The Douglas Gang

  • Warren & Jeri-Ann McIlvoy in 6076H, BC-1& 1.5
  • Joe Stockwell and Ed McMahan in 2433B, BC-33 & 22
  • Bob Jackson, sr & Bob Jackson, jr and Rich Krause and Paul Bakalis in 66CW
  • Harold DarcAngelo in 320HD, BC-32
  • Don Graminski in 9064V, BC-16
  • Glen & Judy Yoder in 31TC, BC-007
  • Larry & Sandy Jensen in 14LJ, BC-65
  • Roger Whittier, Travis Whittier, Stuart Flavenback, and Misty Lamons in 706CD, BC-122
  • Trent Heidtke and Terri Huffman in 4638W
  • Curt & Cindy Browning in 8287D, BC-008
  • Bob & Robbie Sternfels in 8100P
  • Jerry & Nancy Grout and Bill & Marge Bryne in 2862W
  • Bert & Dee Davis in 44806, BC-24

What's Next?

The December event, and our last event for the year, will be to Globe, Arizona (P13) and the Apache Gold Canino. This will be our first trip there since the renovations to the runway and ramp area. In January 05, the
Breakfast Club will kick-off our 12 year of flying festivities with an encore visit to Parker, Arizona and the Blue Water Resort & Casino. This event will also mark the beginning of a joint venture with the flying folks of The Scottsdale Pilots & Aviation Association. The last time that we went to Parker, we had 55 folks in attendance marking the largest turn-out of any flying event. Look for our new "Calendar" on our web site following the December event. Until then, I wish to extend to all of our members and readers, the best of holiday greetings. Remember, fly safe.

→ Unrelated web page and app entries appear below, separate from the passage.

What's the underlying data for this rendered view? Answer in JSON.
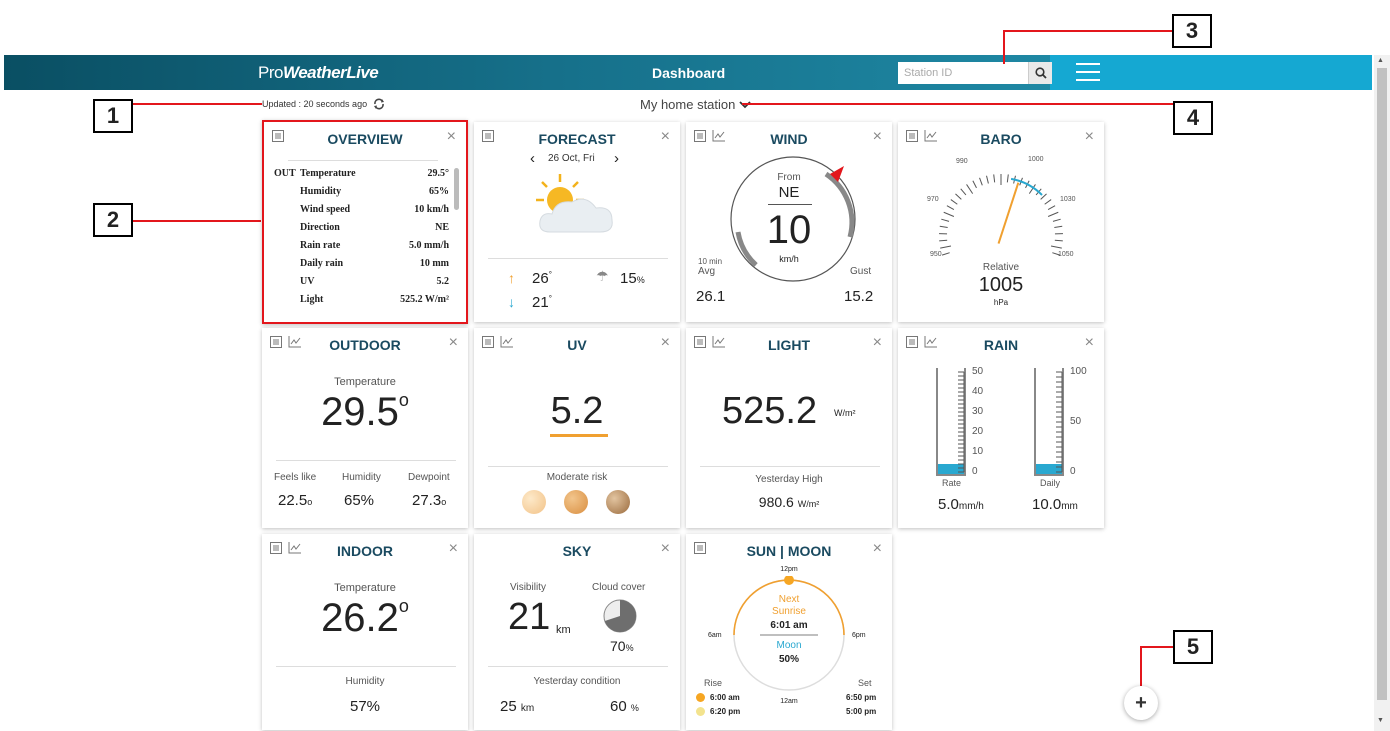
{
  "header": {
    "logo_pre": "Pro",
    "logo_main": "WeatherLive",
    "title": "Dashboard",
    "search_placeholder": "Station ID"
  },
  "status": {
    "updated": "Updated : 20 seconds ago"
  },
  "station": {
    "name": "My home station"
  },
  "callouts": [
    "1",
    "2",
    "3",
    "4",
    "5"
  ],
  "overview": {
    "title": "OVERVIEW",
    "prefix": "OUT",
    "rows": [
      {
        "label": "Temperature",
        "value": "29.5°"
      },
      {
        "label": "Humidity",
        "value": "65%"
      },
      {
        "label": "Wind speed",
        "value": "10 km/h"
      },
      {
        "label": "Direction",
        "value": "NE"
      },
      {
        "label": "Rain rate",
        "value": "5.0 mm/h"
      },
      {
        "label": "Daily rain",
        "value": "10 mm"
      },
      {
        "label": "UV",
        "value": "5.2"
      },
      {
        "label": "Light",
        "value": "525.2 W/m²"
      }
    ]
  },
  "forecast": {
    "title": "FORECAST",
    "date": "26 Oct, Fri",
    "high": "26",
    "low": "21",
    "high_unit": "°",
    "low_unit": "°",
    "rain": "15",
    "rain_unit": "%"
  },
  "wind": {
    "title": "WIND",
    "from_label": "From",
    "direction": "NE",
    "speed": "10",
    "unit": "km/h",
    "avg_label_1": "10 min",
    "avg_label_2": "Avg",
    "avg": "26.1",
    "gust_label": "Gust",
    "gust": "15.2"
  },
  "baro": {
    "title": "BARO",
    "ticks": [
      "990",
      "1000",
      "970",
      "1030",
      "950",
      "1050"
    ],
    "label": "Relative",
    "value": "1005",
    "unit": "hPa"
  },
  "outdoor": {
    "title": "OUTDOOR",
    "temp_label": "Temperature",
    "temp": "29.5",
    "deg": "o",
    "feels_label": "Feels like",
    "feels": "22.5",
    "feels_unit": "o",
    "hum_label": "Humidity",
    "hum": "65%",
    "dew_label": "Dewpoint",
    "dew": "27.3",
    "dew_unit": "o"
  },
  "uv": {
    "title": "UV",
    "value": "5.2",
    "risk": "Moderate risk"
  },
  "light": {
    "title": "LIGHT",
    "value": "525.2",
    "unit": "W/m²",
    "yh_label": "Yesterday High",
    "yh": "980.6",
    "yh_unit": "W/m²"
  },
  "rain": {
    "title": "RAIN",
    "rate_ticks": [
      "50",
      "40",
      "30",
      "20",
      "10",
      "0"
    ],
    "daily_ticks": [
      "100",
      "50",
      "0"
    ],
    "rate_label": "Rate",
    "rate": "5.0",
    "rate_unit": "mm/h",
    "daily_label": "Daily",
    "daily": "10.0",
    "daily_unit": "mm"
  },
  "indoor": {
    "title": "INDOOR",
    "temp_label": "Temperature",
    "temp": "26.2",
    "deg": "o",
    "hum_label": "Humidity",
    "hum": "57%"
  },
  "sky": {
    "title": "SKY",
    "vis_label": "Visibility",
    "vis": "21",
    "vis_unit": "km",
    "cloud_label": "Cloud cover",
    "cloud": "70",
    "cloud_unit": "%",
    "cloud_fraction": 0.7,
    "yc_label": "Yesterday condition",
    "yc_vis": "25",
    "yc_vis_unit": "km",
    "yc_cloud": "60",
    "yc_cloud_unit": "%"
  },
  "sunmoon": {
    "title": "SUN | MOON",
    "t12pm": "12pm",
    "t6am": "6am",
    "t6pm": "6pm",
    "t12am": "12am",
    "next": "Next",
    "sunrise": "Sunrise",
    "sunrise_time": "6:01 am",
    "moon": "Moon",
    "moon_pct": "50%",
    "rise_label": "Rise",
    "set_label": "Set",
    "sun_rise": "6:00 am",
    "sun_set": "6:50 pm",
    "moon_rise": "6:20 pm",
    "moon_set": "5:00 pm"
  },
  "colors": {
    "accent": "#15a8d2",
    "callout_line": "#e3161c",
    "title": "#1a4a60",
    "orange": "#f0a030",
    "blue": "#29a8d0"
  },
  "icons": [
    "refresh-icon",
    "chevron-down-icon",
    "search-icon",
    "hamburger-icon",
    "list-icon",
    "chart-icon",
    "close-icon",
    "plus-icon"
  ]
}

Click on the Douglas link to view photos of this fly-in event.